While Interiors is about stasis and glaciation, September is about, at least, the hope for change. As a result, all the characters are constantly moving here, and the camera with them, framing them together, then documenting their separation and isolation. Even in the first scene this happens, as the camera tracks around to find Stephanie (Dianne Wiest) and Howard (Denholm Elliott) sitting together on the couch. The camera frames them together for a few moments, until she gets up and walks away, leaving him alone. The camera then tracks in for a close-up on Elliott, emphasizing his loneliness and isolation, tightening the frame so that where once there were two, there's now one. Right away, Allen is hinting at themes of loneliness, disconnection, and longing for love, and this use of the camera frame to form and then dissolve couples is a key undercurrent in the film. All of the characters staying at this country house are grouped around Lane (Mia Farrow), who's convalescing after a suicide attempt. She's trying to recover some shreds of her life, after a failed relationship pushed her over the edge. But her current infatuation with her tenant Peter (Sam Waterston), is doomed since he loves her married friend Stephanie, while Howard actually loves Lane but realizes that she doesn't return the feelings. Further complicating matters is the presence of Lane's vibrant but totally selfish mother (Elaine Stritch) and her new husband.

The film initially looks at this complicated network of relationships with the same hint of distance that was present throughout Interiors, and I was at first as put off by it as I was in the earlier film. But pretty soon things change during the lengthy blackout scene that forms the film's core. During a heavy rainstorm one night, the electricity goes out and the characters are trapped inside in a candlelit gloom. It's one of the most beautifully understated and rich sequences in Allen's filmography, with a melancholic aura hanging over every interaction. At this point, the film settles into a comfortable intimacy with its characters, the camera gliding around them familiarly, probing delicately at their psychological nuances and emotions. This is especially true of the incredible scenes between Wiest and Waterston, as their mutual flirtation blooms into lust and affection. These are two great actors, especially Wiest, who is never less than dazzling in any role, and their conversation crackles with depth and intelligence, putting as much force into what's unsaid, or what's said only through glances and smiles, as what they actually say aloud. This is Allen at the peak of his writing prowess, and gifted with two actors who can do real justice to the material. Elaine Stritch also gets some wonderful dialogue, particularly a lengthy monologue on aging and regrets which she delivers sorrowfully, half to her mirror and half to her daughter. Not all of the writing is quite as high quality, and the script occasionally lapses into cliché or melodrama, but on the whole this is a fine film, elevated by its masterful performances and the fluid, suggestive camerawork.

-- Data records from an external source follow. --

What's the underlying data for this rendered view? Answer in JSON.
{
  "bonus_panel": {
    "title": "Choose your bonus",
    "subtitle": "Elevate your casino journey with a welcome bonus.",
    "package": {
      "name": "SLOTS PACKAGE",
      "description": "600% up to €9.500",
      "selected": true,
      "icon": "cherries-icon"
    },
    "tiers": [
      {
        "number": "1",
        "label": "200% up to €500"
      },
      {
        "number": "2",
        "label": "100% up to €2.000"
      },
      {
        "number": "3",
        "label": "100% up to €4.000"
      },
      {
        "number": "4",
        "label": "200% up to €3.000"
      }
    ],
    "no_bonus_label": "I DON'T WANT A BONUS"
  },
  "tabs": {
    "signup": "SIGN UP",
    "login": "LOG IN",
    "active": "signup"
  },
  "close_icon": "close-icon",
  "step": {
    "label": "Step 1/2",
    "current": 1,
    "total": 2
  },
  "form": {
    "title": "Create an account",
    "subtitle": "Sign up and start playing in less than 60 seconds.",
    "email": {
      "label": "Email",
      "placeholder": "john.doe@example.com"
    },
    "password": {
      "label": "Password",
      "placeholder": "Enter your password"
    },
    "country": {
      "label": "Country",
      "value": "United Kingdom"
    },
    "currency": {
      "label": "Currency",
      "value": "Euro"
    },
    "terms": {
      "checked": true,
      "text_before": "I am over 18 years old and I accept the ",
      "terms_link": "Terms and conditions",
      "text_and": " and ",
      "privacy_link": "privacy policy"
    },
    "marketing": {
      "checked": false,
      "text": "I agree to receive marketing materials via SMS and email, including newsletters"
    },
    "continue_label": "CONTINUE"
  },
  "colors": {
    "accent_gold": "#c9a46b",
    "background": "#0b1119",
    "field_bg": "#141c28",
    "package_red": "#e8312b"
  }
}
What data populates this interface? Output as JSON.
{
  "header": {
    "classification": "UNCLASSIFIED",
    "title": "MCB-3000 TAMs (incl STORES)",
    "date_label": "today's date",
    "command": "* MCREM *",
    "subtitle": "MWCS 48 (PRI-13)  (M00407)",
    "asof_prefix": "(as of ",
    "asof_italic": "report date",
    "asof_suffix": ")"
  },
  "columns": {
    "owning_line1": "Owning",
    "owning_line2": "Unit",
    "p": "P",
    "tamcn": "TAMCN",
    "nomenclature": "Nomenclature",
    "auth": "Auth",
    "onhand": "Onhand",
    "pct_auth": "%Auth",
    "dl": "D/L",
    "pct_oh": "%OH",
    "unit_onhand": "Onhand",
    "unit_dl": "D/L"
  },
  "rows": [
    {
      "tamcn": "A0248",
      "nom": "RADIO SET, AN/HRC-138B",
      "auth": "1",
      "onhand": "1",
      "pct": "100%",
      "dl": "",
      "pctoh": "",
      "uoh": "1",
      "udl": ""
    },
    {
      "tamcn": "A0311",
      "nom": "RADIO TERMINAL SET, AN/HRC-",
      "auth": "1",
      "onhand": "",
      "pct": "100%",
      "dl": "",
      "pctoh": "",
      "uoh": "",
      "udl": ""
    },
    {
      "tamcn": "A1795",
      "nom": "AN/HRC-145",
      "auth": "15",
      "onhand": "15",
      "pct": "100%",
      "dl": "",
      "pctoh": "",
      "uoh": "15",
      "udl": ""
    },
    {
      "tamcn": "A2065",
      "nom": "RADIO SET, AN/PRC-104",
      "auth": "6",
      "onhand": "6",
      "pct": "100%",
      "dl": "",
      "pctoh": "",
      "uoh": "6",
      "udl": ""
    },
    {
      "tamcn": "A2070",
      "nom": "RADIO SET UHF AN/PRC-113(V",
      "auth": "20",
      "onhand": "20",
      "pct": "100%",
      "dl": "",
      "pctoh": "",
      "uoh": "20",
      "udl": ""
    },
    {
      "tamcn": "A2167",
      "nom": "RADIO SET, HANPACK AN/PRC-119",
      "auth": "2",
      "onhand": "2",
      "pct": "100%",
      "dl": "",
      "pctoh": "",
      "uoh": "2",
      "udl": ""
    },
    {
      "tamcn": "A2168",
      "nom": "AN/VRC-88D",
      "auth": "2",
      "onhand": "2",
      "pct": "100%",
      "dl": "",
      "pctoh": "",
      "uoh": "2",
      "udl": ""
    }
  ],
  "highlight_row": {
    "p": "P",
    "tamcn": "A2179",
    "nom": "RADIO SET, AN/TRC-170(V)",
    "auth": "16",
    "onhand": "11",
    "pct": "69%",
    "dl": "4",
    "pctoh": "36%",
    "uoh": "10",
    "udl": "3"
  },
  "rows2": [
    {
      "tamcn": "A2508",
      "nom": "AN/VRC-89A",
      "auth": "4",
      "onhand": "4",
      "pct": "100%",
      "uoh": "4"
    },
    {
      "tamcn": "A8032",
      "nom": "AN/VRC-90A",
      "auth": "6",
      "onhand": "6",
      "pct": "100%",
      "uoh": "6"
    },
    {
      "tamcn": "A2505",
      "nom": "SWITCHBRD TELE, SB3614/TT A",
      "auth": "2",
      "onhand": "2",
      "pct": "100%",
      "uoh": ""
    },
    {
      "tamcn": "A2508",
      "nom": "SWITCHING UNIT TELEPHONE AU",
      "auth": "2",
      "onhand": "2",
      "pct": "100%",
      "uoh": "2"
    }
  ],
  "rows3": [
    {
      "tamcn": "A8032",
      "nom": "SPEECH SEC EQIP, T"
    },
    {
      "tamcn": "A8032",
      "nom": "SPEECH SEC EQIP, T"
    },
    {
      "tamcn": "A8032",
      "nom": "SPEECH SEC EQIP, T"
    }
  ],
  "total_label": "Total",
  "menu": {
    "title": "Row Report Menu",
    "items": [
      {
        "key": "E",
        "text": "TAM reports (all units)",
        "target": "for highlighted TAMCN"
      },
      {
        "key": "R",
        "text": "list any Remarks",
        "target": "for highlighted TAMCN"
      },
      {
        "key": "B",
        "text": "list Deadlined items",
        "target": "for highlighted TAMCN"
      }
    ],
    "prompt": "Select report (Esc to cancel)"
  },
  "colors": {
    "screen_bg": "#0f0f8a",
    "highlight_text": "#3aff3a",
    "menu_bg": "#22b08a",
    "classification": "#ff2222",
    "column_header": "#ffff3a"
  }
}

1 comment:

DavidEhrenstein said...

From the moment it premiered Scorpio Rising was a crowd-pleaser. While all manner of other avant-garde films often had trouble fiding an audience whenever Anger's film was booked turn-away crowds were assured. Bruce Byron, the dude who appears in your picture, would frequently show up at screenings. When the film became a hit he wanted to bask in the relected glow of its success. Then he became confused by it. He'd never thought about the movies but Anger had made him a sort-of-star. What could he do? He certainly wasn't an actor.
Well, seeing that he was a drunk -- he drank. And after a few years he vanished into the obscurity from whence he came.